WHAT THE TASK ASKS
Restate all data exactly. No images.

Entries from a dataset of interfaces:
----------

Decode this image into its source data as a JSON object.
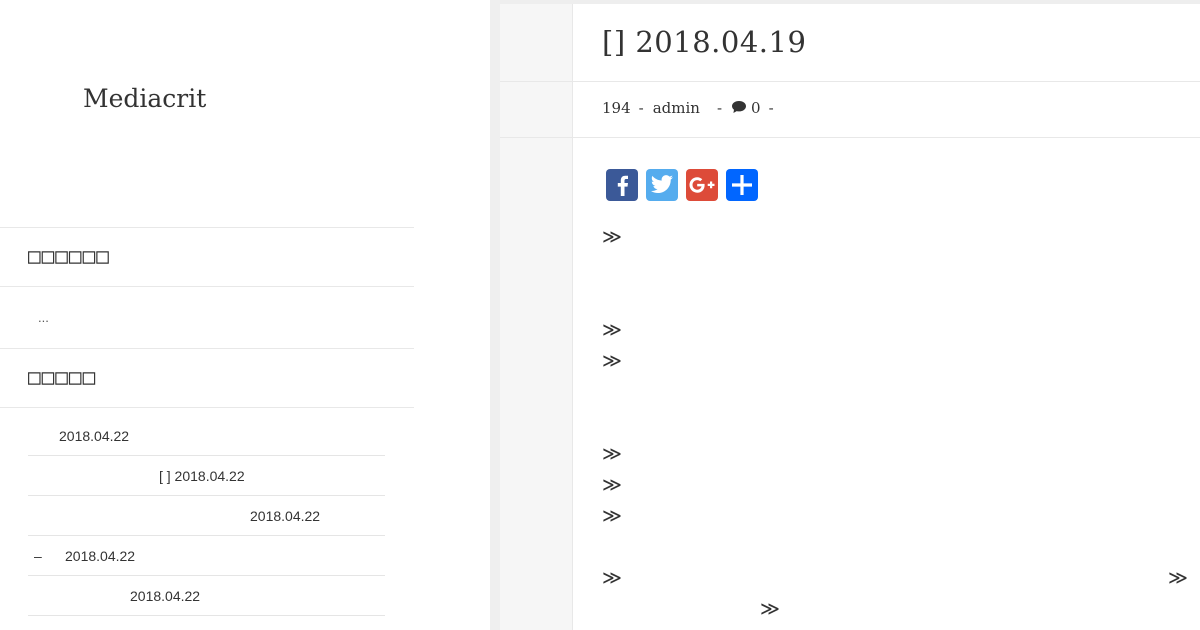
{
  "site": {
    "title": "Mediacrit"
  },
  "widgets": [
    {
      "title": "□□□□□□",
      "body": "..."
    },
    {
      "title": "□□□□□",
      "recent_posts": [
        {
          "label": "2018.04.22"
        },
        {
          "label": "[ ] 2018.04.22"
        },
        {
          "label": "2018.04.22"
        },
        {
          "label": "2018.04.22",
          "prefix": "–"
        },
        {
          "label": "2018.04.22"
        }
      ]
    }
  ],
  "post": {
    "title": "[] 2018.04.19",
    "meta": {
      "views": "194",
      "author": "admin",
      "comments": "0",
      "separator": "-"
    },
    "share_buttons": [
      {
        "name": "facebook",
        "color": "#3b5998",
        "icon": "facebook-icon"
      },
      {
        "name": "twitter",
        "color": "#55acee",
        "icon": "twitter-icon"
      },
      {
        "name": "google-plus",
        "color": "#dd4b39",
        "icon": "google-plus-icon"
      },
      {
        "name": "share",
        "color": "#0166ff",
        "icon": "plus-icon"
      }
    ],
    "body_marker": "≫"
  }
}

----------

SOLUTION FOR THIS PROBLEM
Decode this image into its source data as a JSON object.
{
  "site": {
    "title": "Mediacrit"
  },
  "widgets": [
    {
      "title": "□□□□□□",
      "body": "..."
    },
    {
      "title": "□□□□□",
      "recent_posts": [
        {
          "label": "2018.04.22"
        },
        {
          "label": "[ ] 2018.04.22"
        },
        {
          "label": "2018.04.22"
        },
        {
          "label": "2018.04.22",
          "prefix": "–"
        },
        {
          "label": "2018.04.22"
        }
      ]
    }
  ],
  "post": {
    "title": "[] 2018.04.19",
    "meta": {
      "views": "194",
      "author": "admin",
      "comments": "0",
      "separator": "-"
    },
    "share_buttons": [
      {
        "name": "facebook",
        "color": "#3b5998",
        "icon": "facebook-icon"
      },
      {
        "name": "twitter",
        "color": "#55acee",
        "icon": "twitter-icon"
      },
      {
        "name": "google-plus",
        "color": "#dd4b39",
        "icon": "google-plus-icon"
      },
      {
        "name": "share",
        "color": "#0166ff",
        "icon": "plus-icon"
      }
    ],
    "body_marker": "≫"
  }
}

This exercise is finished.